In the Bellview library media center this week I helped prepare for check-out, books selected by school librarians for Oregon Battle of the Books (OBOB).

Thursday, October 17, 2013

At CNN, brief history of Young Adult literature

“Monday marked the start of 2013’s Teen Read Week, but with young adult literature regularly burning up the bestseller lists, it’s clear many young adults don’t need an excuse to seek out the written word.”

At CNN.com, Ashley Strickland traces the evolution of young adult literature. Its roots, according to Strickland, go back to World War II, when “teenagers” were given their own distinction as a social demographic.

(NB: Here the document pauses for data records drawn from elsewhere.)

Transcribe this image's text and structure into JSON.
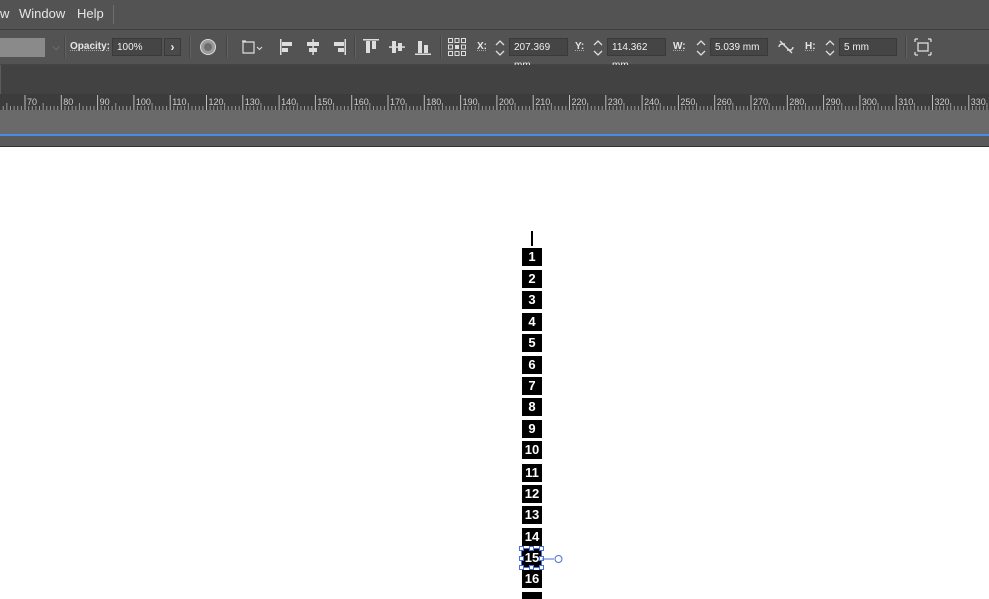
{
  "menu": {
    "items": [
      {
        "label": "w"
      },
      {
        "label": "Window"
      },
      {
        "label": "Help"
      }
    ]
  },
  "control": {
    "opacity_label": "Opacity:",
    "opacity_value": "100%",
    "x_label": "X:",
    "x_value": "207.369 mm",
    "y_label": "Y:",
    "y_value": "114.362 mm",
    "w_label": "W:",
    "w_value": "5.039 mm",
    "h_label": "H:",
    "h_value": "5 mm",
    "arrow": "›"
  },
  "ruler": {
    "ticks": [
      "70",
      "80",
      "90",
      "100",
      "110",
      "120",
      "130",
      "140",
      "150",
      "160",
      "170",
      "180",
      "190",
      "200",
      "210",
      "220",
      "230",
      "240",
      "250",
      "260",
      "270",
      "280",
      "290",
      "300",
      "310",
      "320",
      "330"
    ]
  },
  "document": {
    "cells": [
      "1",
      "2",
      "3",
      "4",
      "5",
      "6",
      "7",
      "8",
      "9",
      "10",
      "11",
      "12",
      "13",
      "14",
      "15",
      "16"
    ]
  }
}
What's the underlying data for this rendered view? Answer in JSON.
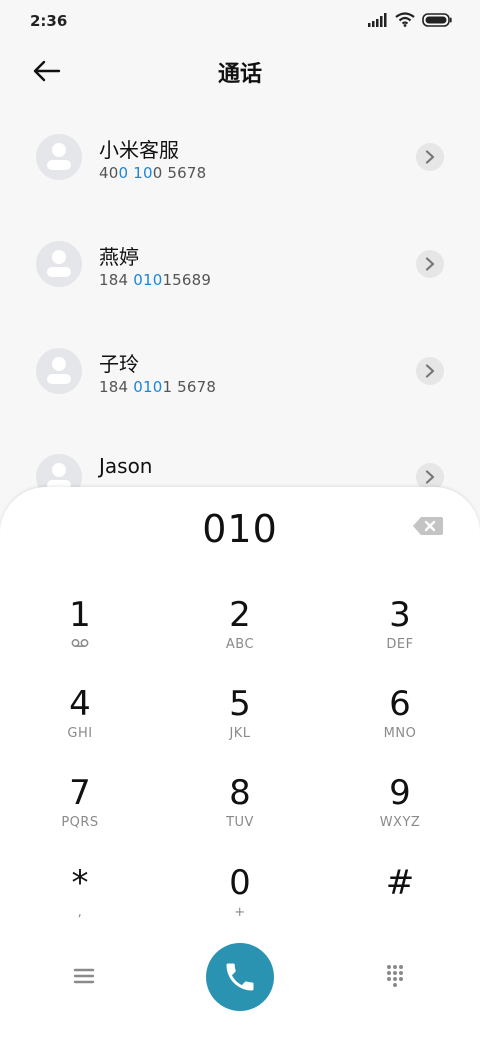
{
  "status_bar": {
    "time": "2:36",
    "icons": [
      "signal-icon",
      "wifi-icon",
      "battery-icon"
    ]
  },
  "header": {
    "title": "通话",
    "back_icon": "arrow-left-icon"
  },
  "contacts": [
    {
      "name": "小米客服",
      "number_parts": [
        {
          "text": "40",
          "hl": false
        },
        {
          "text": "0",
          "hl": true
        },
        {
          "text": " ",
          "hl": false
        },
        {
          "text": "10",
          "hl": true
        },
        {
          "text": "0 5678",
          "hl": false
        }
      ]
    },
    {
      "name": "燕婷",
      "number_parts": [
        {
          "text": "184 ",
          "hl": false
        },
        {
          "text": "010",
          "hl": true
        },
        {
          "text": "15689",
          "hl": false
        }
      ]
    },
    {
      "name": "子玲",
      "number_parts": [
        {
          "text": "184 ",
          "hl": false
        },
        {
          "text": "010",
          "hl": true
        },
        {
          "text": "1 5678",
          "hl": false
        }
      ]
    },
    {
      "name": "Jason",
      "number_parts": []
    }
  ],
  "dialpad": {
    "display": "010",
    "keys": [
      {
        "digit": "1",
        "letters": "voicemail-icon"
      },
      {
        "digit": "2",
        "letters": "ABC"
      },
      {
        "digit": "3",
        "letters": "DEF"
      },
      {
        "digit": "4",
        "letters": "GHI"
      },
      {
        "digit": "5",
        "letters": "JKL"
      },
      {
        "digit": "6",
        "letters": "MNO"
      },
      {
        "digit": "7",
        "letters": "PQRS"
      },
      {
        "digit": "8",
        "letters": "TUV"
      },
      {
        "digit": "9",
        "letters": "WXYZ"
      },
      {
        "digit": "*",
        "letters": ","
      },
      {
        "digit": "0",
        "letters": "+"
      },
      {
        "digit": "#",
        "letters": ""
      }
    ]
  },
  "colors": {
    "highlight": "#1c86d9",
    "call_button": "#2a93b2",
    "avatar_bg": "#e5e6e9"
  }
}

The Young Adult Library Services Association coined the term “Young Adult” during the 1960s to represent the 12 to 18 age range.

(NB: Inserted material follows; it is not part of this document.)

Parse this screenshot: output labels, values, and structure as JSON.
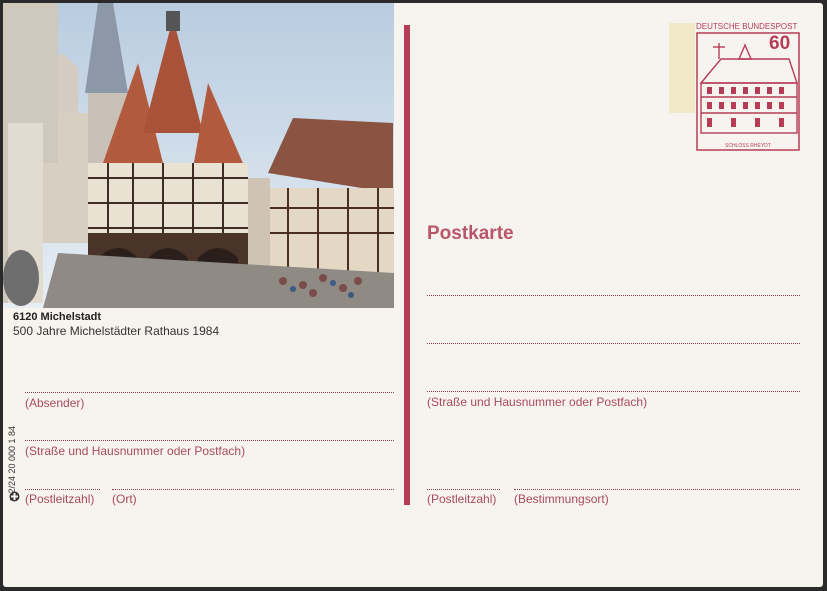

Social sharing credit goes to Epic Reads on Facebook.

Tuesday, October 15, 2013

Safe, respectful, responsible

At Bellview Elementary School, students are honored for being “Safe,” “Respectful” and “Responsible.” From a recognition slip, given to students who display these values, I made a name tag to wear while I’m at work in the library media center.

Friday, October 11, 2013

Avoid that weeding ‘horror story’

Five questions can help guide library staff’s decisions to remove or not remove items from its collection, according to Rebecca Vnuk, reference and collection management editor with ALA Booklist.

  • Would I be embarrassed if the library didn’t own it?
  • If I put this on display, would it go out?
  • Does the book fit the needs of my community?
  • Does it have local interest?
  • Is the author still living and writing?

New life for weeded books

At Baltimore County Public Library, decommissioned books have a second chance at life through a partnership with CollectionHQ and BetterWorld Books. The partnership was showcased during an ALA Booklist webinar, What Not to Weed: Best Practices in Weeding Library Collections.

Thursday, October 10, 2013

Library Assistant at Bellview Elementary School

Interior: Bellview Elementary School Library Media Center
Bellview Elementary School Library Media Center

I’ve been hired as Library Assistant at Bellview Elementary School in the Ashland School District. Doug Werner works in the library during the earliest part of the school day and I arrive after him to work a three-hour shift.

Saturday, October 5, 2013

Fiction enhances readers’ empathy

Scientists have demonstrated the short-term effects of reading on people’s social abilities. As reported on NPR: people did better on a test of social perception, “Reading the Mind in the Eyes,” after reading from literary fiction than people who were assigned to read from non-fiction or popular fiction books.

Jackson County libraries: Special district could bring in $9 mil

A proposed special district to fund Jackson County Library Services could bring in an estimated $9 million a year, according to Ryan Pfeil reporting for the Medford Mail Tribune. The district would eliminate a need for county general fund support and bring library hours back to pre-shutdown levels.

Friday, October 4, 2013

Wednesday, October 2, 2013

Library degree: Application for internship

The final step toward earning certification and an Associate’s degree in the Cuesta College Library/Information Technology Program: Complete an internship.

I formally applied this week and between now and the end of the year, Cuesta faculty will place me at a site. The internship will take place this spring.